In a recent article for CNN, Kara Alaimo voices some concerns about speech and social media. Although she frequently uses the term “free speech”, what really worries her is unmoderated speech, meaning speech that is not restricted by the platform. who hosts the speaker.
To be clear, I think platforms have every right to moderate speech in any way they wish, and such moderation does not constitute censorship. Censorship, as I understand the term, only occurs when the state prohibits or inhibits a form of expression. If a history podcast refuses to provide a platform for a denier, the podcast is not engaging in censorship, nor is the denier deprived of their right to free speech. Your right to free speech does not entitle you to use someone else’s private platform against their will.
Alaimo worries that social media platforms like Twitter, Parler and Truth Social are not aggressive enough to moderate what she sees as “conservative” speech. But in her article, she also explains, without realizing it, why attempts to shut down certain views on these platforms will backfire in ways she would find regrettable.
If you take people with a certain worldview (eg, conservatism) and systematically exclude them from a public forum, those people don’t just disappear. They also don’t lose interest in discussing their ideas. Instead, they will simply form a new platform designed for themselves and like-minded people. As Alaimo points out, this is exactly how platforms like Parler and Truth Social came to be. And since these new platforms are intellectually isolated from opposing views, they end up spawning increasingly extreme versions of the views they originally hosted. In his words:

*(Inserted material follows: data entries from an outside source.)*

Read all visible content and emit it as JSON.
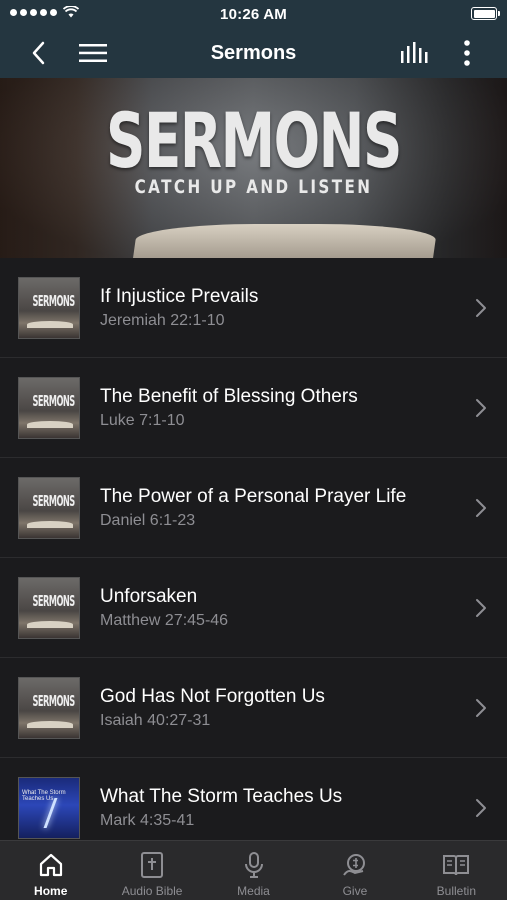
{
  "status_bar": {
    "time": "10:26 AM"
  },
  "nav": {
    "title": "Sermons"
  },
  "hero": {
    "title": "SERMONS",
    "subtitle": "CATCH UP AND LISTEN"
  },
  "sermons": [
    {
      "title": "If Injustice Prevails",
      "reference": "Jeremiah 22:1-10",
      "thumb": "sermons"
    },
    {
      "title": "The Benefit of Blessing Others",
      "reference": "Luke 7:1-10",
      "thumb": "sermons"
    },
    {
      "title": "The Power of a Personal Prayer Life",
      "reference": "Daniel 6:1-23",
      "thumb": "sermons"
    },
    {
      "title": "Unforsaken",
      "reference": "Matthew 27:45-46",
      "thumb": "sermons"
    },
    {
      "title": "God Has Not Forgotten Us",
      "reference": "Isaiah 40:27-31",
      "thumb": "sermons"
    },
    {
      "title": "What The Storm Teaches Us",
      "reference": "Mark 4:35-41",
      "thumb": "storm"
    }
  ],
  "thumb_text": {
    "sermons": "SERMONS",
    "storm": "What The Storm Teaches Us"
  },
  "tabs": [
    {
      "label": "Home",
      "icon": "home-icon",
      "active": true
    },
    {
      "label": "Audio Bible",
      "icon": "bible-icon",
      "active": false
    },
    {
      "label": "Media",
      "icon": "microphone-icon",
      "active": false
    },
    {
      "label": "Give",
      "icon": "give-icon",
      "active": false
    },
    {
      "label": "Bulletin",
      "icon": "book-icon",
      "active": false
    }
  ],
  "colors": {
    "nav_bg": "#243640",
    "list_bg": "#1b1b1d",
    "tab_bg": "#2a2a2c",
    "subtext": "#8e8e93"
  }
}
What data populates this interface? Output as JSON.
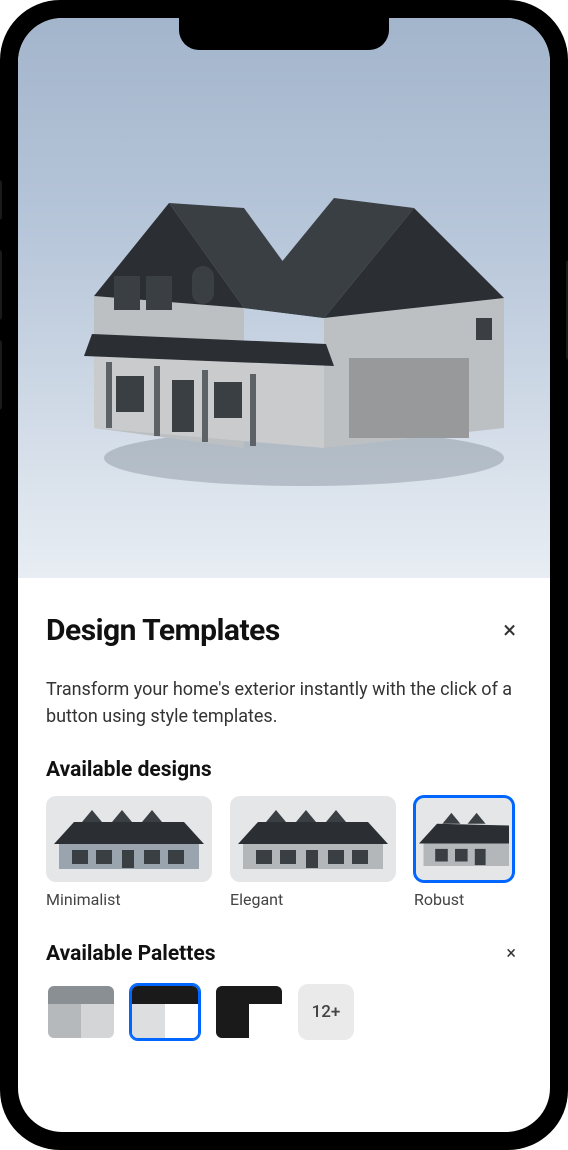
{
  "sheet": {
    "title": "Design Templates",
    "description": "Transform your home's exterior instantly with the click of a button using style templates.",
    "close_icon": "×"
  },
  "sections": {
    "designs": {
      "title": "Available designs",
      "items": [
        {
          "label": "Minimalist",
          "selected": false
        },
        {
          "label": "Elegant",
          "selected": false
        },
        {
          "label": "Robust",
          "selected": true
        }
      ]
    },
    "palettes": {
      "title": "Available Palettes",
      "close_icon": "×",
      "more_label": "12+",
      "items": [
        {
          "top": "#8a8f94",
          "bl": "#b6b9bc",
          "br": "#d3d5d7",
          "selected": false
        },
        {
          "top": "#1a1a1a",
          "bl": "#dcdedf",
          "br": "#ffffff",
          "selected": true
        },
        {
          "top": "#1a1a1a",
          "bl": "#1a1a1a",
          "br": "#ffffff",
          "selected": false
        }
      ]
    }
  }
}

[T]These three social media platforms are likely to serve as ecosystems for conservative thinking. This will likely make the views of those who remain there more extreme – which could have a drastic effect on our politics. Indeed, when like-minded people come together, they reaffirm and reinforce the original beliefs of others…Those who remain in these conservative spaces will become even more extreme due to their interactions, which could cultivate a dangerous ideology of extreme right which has far-reaching effects on our politics.
For me, this reaffirms not just the value, but the crucial need for open dialogue with a wide variety of voices, especially when those voices hold views that you find abhorrent. Banning them from a platform doesn’t just prevent you from hearing their uncomfortable views. It also keeps them from being exposed to opposing viewpoints and pushes them deeper into an intellectual silo that further entrenches and reinforces the viewpoints you found so objectionable in the first place.
And sometimes, not always, but sometimes an open, unmoderated discussion really works. To use a very select example, consider the case of Megan Phelps-Roper, who grew up in the filthy Westboro Baptist Church. She left that organization behind and became a powerful voice for a much more loving and tolerant worldview. What caused her to change her mind, abandon her worldview and lose most of her family, and become an advocate for everything she opposed? It was seeing his opinions challenged on Twitter. Had Twitter banned the Phelps family from the start (as I suspect Alaimo would have wanted), Megan Phelps-Roper would almost certainly continue to be a member of the Westboro Baptist Church to this day.
I admit that cases like Megan Phelps-Roper are not as common as I would like. Arguments often fail to dislodge bad ideas, especially when the mind is unwilling. But in the end, the only tools we have to oppose bad ideas are persuasion or violence. The only way to defeat bad ideas peacefully is to expose those who hold them to better ideas and engage with them, and the only way to do that is to keep the conversation open. Trying to exclude bad ideas from the conversation doesn’t make them go away – on the contrary, it virtually guarantees that those bad ideas will be here to stay.
And besides, maybe I am one who has bad views that must be dislodged. If that’s true, I want to know, and the only way for me to find out is to engage with advocates of ideas very different from mine. The more opportunities there are for this, the better.
Kevin Corcoran is a Marine Corps veteran and health economics and analytics consultant. He holds a Bachelor of Science in Economics from George Mason University.